◆ Required action ◆
Show each line of the data below in which "type" occurs.
BEGIN Data to examine
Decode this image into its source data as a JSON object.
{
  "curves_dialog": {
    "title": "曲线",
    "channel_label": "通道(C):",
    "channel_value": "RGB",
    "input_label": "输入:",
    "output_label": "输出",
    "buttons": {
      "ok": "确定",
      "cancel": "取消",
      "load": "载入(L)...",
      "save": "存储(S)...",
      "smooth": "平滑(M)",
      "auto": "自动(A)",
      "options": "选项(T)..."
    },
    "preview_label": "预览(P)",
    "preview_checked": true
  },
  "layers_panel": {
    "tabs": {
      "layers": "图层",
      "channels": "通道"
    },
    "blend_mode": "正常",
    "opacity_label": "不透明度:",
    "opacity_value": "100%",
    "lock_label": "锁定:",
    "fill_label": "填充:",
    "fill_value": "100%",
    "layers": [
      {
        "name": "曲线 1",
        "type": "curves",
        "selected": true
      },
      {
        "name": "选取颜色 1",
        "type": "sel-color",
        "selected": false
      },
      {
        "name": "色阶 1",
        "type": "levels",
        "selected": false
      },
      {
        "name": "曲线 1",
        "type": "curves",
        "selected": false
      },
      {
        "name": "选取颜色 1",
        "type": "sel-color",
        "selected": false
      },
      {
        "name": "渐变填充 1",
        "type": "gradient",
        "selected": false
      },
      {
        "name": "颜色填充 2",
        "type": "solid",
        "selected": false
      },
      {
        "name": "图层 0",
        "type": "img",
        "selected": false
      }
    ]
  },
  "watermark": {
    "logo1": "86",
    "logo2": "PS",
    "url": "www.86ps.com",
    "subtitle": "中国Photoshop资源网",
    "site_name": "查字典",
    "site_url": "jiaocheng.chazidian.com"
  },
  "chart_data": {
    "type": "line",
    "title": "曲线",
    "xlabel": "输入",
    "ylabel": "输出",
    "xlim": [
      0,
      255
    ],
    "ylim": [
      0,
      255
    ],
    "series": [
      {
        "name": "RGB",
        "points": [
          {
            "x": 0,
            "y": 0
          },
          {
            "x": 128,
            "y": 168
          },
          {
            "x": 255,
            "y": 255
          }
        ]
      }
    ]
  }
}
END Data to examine
◆ Response box ◆
        "type": "curves",
        "type": "sel-color",
        "type": "levels",
        "type": "curves",
        "type": "sel-color",
        "type": "gradient",
        "type": "solid",
        "type": "img",
    "type": "line",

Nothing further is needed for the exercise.